• **TASK INSTRUCTIONS**: Scan the records below. List lines holding "PROFINET".

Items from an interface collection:
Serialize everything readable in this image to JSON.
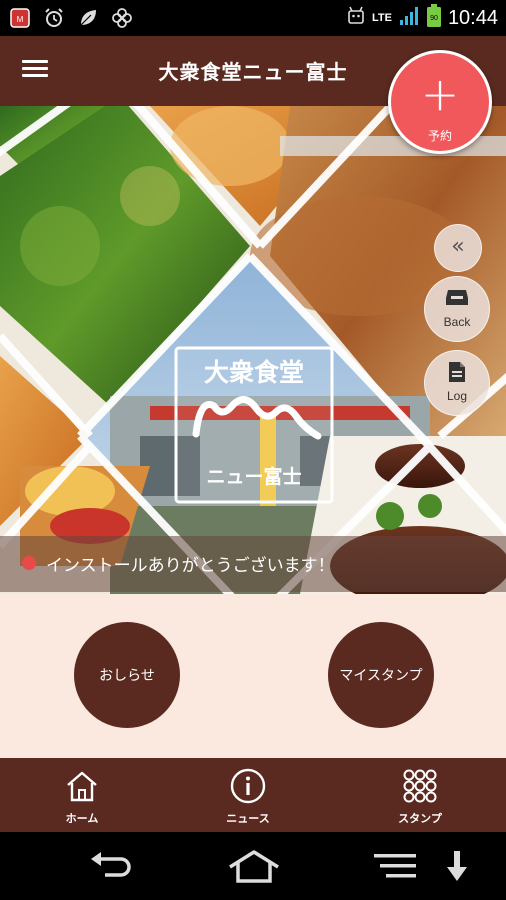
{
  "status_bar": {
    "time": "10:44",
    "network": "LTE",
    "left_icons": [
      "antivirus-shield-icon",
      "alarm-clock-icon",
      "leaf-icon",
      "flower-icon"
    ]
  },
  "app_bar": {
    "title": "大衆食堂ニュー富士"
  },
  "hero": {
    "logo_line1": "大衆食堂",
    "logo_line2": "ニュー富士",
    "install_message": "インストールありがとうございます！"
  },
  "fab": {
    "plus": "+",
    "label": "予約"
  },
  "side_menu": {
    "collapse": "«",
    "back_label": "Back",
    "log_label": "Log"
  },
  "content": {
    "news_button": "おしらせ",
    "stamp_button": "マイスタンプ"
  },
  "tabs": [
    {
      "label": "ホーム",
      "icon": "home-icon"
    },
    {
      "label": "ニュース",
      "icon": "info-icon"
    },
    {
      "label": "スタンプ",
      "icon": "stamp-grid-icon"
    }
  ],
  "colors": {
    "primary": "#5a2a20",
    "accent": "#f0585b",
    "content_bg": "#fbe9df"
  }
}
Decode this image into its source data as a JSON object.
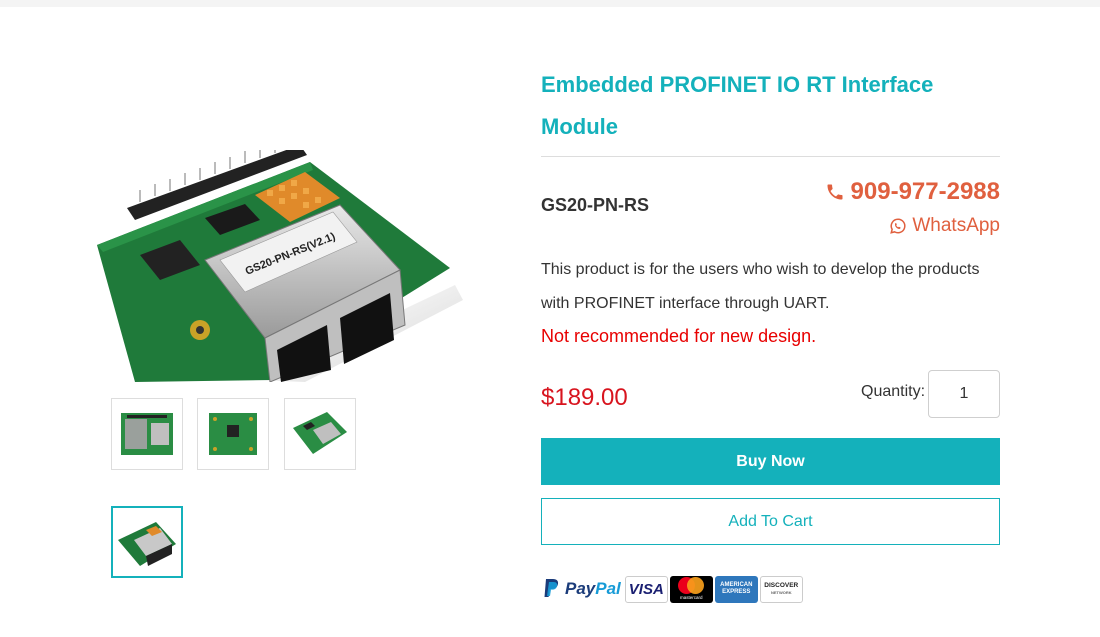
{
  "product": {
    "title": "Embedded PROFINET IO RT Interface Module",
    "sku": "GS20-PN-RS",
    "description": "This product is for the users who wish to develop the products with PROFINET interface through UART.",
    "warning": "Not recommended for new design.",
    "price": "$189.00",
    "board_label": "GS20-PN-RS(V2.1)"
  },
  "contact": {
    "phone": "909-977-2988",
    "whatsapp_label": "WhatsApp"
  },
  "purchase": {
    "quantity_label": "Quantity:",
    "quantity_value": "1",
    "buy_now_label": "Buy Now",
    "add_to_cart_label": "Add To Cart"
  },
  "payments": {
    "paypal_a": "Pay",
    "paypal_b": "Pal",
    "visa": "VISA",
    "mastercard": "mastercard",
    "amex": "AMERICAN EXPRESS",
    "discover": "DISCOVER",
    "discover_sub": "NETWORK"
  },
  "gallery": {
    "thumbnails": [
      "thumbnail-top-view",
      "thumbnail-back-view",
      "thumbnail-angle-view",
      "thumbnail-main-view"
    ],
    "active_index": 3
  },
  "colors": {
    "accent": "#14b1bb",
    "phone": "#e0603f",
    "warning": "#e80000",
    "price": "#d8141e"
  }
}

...

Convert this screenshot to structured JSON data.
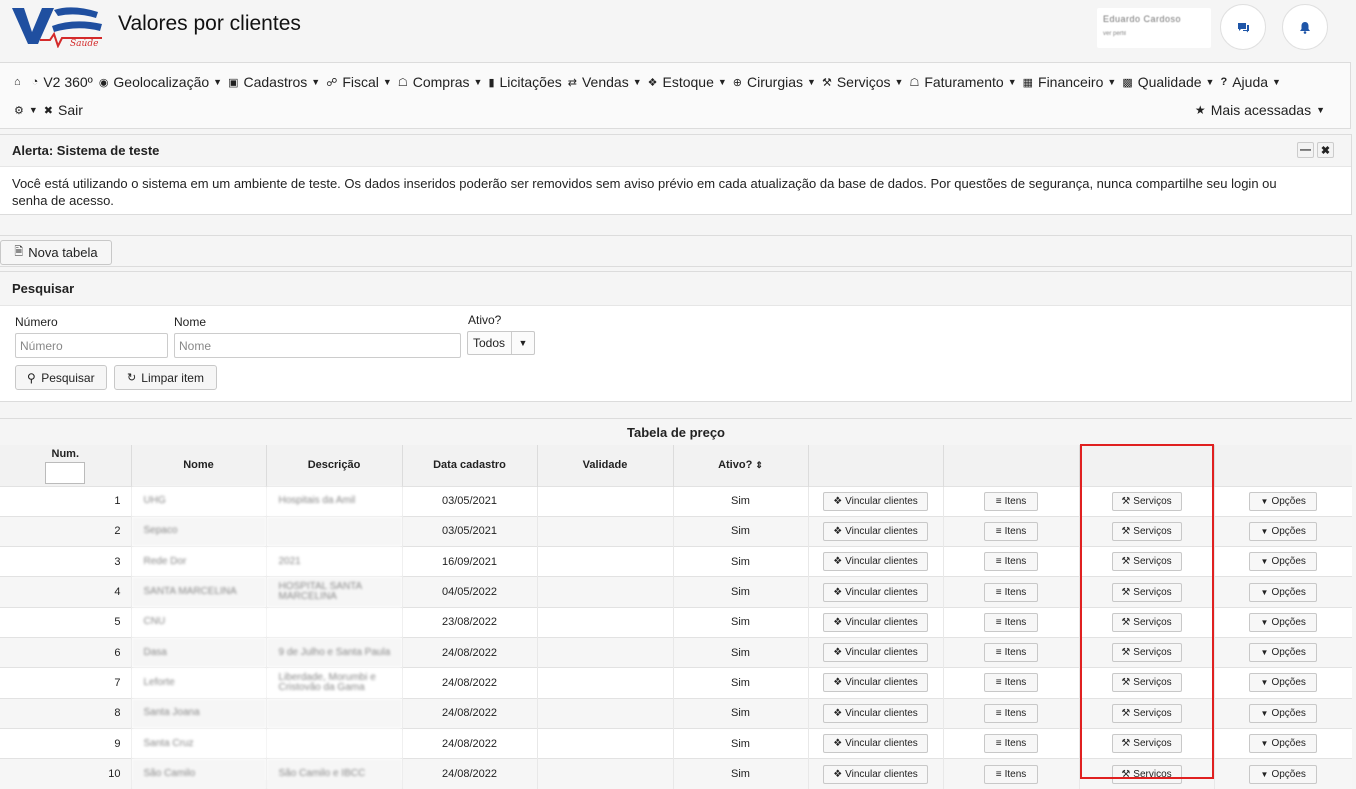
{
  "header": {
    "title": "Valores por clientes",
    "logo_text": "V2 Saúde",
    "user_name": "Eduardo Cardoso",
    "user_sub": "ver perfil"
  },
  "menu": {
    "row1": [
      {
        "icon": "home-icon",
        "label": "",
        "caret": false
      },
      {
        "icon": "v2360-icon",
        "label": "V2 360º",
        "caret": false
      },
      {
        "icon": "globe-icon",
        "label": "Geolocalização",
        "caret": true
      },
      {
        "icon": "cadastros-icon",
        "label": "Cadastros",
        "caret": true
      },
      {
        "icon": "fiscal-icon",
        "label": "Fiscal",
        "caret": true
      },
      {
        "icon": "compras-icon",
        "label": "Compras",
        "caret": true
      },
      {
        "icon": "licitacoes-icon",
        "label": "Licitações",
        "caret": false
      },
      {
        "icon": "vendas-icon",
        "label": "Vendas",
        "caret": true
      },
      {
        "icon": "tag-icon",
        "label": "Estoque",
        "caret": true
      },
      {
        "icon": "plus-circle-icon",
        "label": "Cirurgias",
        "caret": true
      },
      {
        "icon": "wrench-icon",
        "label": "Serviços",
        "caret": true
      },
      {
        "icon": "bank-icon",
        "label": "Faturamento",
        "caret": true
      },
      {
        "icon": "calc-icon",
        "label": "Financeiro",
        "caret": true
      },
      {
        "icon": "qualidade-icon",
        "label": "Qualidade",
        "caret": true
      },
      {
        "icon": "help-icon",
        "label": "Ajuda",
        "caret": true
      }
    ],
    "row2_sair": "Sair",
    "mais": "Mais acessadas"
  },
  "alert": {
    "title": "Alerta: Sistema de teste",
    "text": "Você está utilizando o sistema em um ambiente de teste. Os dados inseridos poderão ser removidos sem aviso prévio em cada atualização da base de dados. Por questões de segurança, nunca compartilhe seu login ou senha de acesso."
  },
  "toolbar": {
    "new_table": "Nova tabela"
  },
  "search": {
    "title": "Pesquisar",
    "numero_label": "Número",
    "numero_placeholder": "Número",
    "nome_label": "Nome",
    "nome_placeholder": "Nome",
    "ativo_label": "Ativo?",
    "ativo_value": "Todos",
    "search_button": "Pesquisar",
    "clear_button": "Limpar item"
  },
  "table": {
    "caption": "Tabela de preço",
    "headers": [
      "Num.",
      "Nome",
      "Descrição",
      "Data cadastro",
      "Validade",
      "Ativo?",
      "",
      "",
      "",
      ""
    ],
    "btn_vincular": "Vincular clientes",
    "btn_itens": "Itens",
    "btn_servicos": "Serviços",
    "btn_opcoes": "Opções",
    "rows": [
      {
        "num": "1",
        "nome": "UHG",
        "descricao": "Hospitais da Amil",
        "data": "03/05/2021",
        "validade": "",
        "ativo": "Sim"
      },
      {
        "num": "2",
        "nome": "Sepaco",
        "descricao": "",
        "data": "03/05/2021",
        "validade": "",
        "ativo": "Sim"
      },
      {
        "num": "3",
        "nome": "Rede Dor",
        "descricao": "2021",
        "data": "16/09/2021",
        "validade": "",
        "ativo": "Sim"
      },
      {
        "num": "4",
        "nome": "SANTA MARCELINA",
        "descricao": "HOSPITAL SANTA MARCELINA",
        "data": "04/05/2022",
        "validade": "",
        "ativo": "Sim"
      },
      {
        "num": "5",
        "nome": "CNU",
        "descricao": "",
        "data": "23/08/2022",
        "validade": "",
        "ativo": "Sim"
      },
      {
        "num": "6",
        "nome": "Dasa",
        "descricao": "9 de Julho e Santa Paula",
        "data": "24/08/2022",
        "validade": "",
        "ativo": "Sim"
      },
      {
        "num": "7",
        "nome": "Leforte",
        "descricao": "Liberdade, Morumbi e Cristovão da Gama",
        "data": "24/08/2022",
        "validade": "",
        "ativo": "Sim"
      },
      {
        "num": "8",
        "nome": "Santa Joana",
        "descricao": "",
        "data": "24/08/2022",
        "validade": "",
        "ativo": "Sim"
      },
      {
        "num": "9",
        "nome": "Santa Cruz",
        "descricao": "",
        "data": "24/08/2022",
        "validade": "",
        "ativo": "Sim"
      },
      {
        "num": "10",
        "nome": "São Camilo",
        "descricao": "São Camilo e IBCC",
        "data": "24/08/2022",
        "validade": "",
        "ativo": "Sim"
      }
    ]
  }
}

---

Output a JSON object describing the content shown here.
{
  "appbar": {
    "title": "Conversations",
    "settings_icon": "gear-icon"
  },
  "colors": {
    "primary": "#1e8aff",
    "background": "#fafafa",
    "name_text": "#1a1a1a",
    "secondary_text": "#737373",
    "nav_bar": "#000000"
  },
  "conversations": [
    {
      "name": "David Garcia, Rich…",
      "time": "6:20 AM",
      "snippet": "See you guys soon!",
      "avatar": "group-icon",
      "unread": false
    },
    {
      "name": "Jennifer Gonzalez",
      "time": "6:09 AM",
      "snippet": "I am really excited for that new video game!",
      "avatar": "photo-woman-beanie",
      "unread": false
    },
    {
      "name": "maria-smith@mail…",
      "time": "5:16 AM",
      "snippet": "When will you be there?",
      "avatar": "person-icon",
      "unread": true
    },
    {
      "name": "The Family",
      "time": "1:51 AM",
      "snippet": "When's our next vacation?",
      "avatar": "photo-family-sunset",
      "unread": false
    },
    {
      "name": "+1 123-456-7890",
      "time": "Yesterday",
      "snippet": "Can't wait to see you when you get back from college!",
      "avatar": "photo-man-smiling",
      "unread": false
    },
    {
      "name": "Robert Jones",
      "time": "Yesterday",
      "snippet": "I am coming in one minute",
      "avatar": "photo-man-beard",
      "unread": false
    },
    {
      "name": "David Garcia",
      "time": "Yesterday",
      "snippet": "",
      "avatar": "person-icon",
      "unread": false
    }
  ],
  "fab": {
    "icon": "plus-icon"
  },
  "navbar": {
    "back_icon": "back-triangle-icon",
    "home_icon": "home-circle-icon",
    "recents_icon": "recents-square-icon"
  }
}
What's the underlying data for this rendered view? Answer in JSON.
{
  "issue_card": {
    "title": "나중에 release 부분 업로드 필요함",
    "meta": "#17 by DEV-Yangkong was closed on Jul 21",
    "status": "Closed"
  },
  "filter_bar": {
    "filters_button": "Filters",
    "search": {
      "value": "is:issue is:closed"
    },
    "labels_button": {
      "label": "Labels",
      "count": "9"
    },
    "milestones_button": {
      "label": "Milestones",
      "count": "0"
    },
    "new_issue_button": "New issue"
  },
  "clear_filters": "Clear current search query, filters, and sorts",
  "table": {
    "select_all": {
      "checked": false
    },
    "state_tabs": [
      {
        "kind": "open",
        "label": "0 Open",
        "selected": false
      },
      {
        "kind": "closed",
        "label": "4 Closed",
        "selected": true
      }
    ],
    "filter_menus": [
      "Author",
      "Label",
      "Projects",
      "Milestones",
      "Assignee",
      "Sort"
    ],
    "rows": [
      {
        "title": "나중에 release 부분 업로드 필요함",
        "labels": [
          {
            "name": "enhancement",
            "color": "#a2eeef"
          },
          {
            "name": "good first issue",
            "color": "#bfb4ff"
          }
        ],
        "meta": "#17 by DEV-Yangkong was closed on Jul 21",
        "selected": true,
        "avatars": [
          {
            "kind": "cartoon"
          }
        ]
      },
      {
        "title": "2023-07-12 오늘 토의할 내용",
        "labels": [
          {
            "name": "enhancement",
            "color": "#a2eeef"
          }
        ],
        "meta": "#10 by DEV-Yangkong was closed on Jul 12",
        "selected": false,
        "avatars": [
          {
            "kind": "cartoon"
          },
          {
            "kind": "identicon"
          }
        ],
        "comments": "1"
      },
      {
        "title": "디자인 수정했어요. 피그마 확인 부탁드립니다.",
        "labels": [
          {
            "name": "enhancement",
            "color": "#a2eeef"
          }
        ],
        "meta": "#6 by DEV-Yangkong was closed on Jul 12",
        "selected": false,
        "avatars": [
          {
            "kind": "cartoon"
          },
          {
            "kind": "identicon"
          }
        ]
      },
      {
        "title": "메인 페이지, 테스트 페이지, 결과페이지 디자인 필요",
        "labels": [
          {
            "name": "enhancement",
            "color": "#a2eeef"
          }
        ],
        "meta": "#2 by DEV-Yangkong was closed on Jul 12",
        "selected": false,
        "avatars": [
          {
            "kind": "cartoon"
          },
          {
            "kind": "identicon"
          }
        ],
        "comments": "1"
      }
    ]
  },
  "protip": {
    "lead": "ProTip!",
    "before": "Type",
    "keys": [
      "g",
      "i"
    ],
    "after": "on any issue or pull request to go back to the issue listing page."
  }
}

• **RESPONSE AREA**:
    "title": "Embedded PROFINET IO RT Interface Module",
    "description": "This product is for the users who wish to develop the products with PROFINET interface through UART.",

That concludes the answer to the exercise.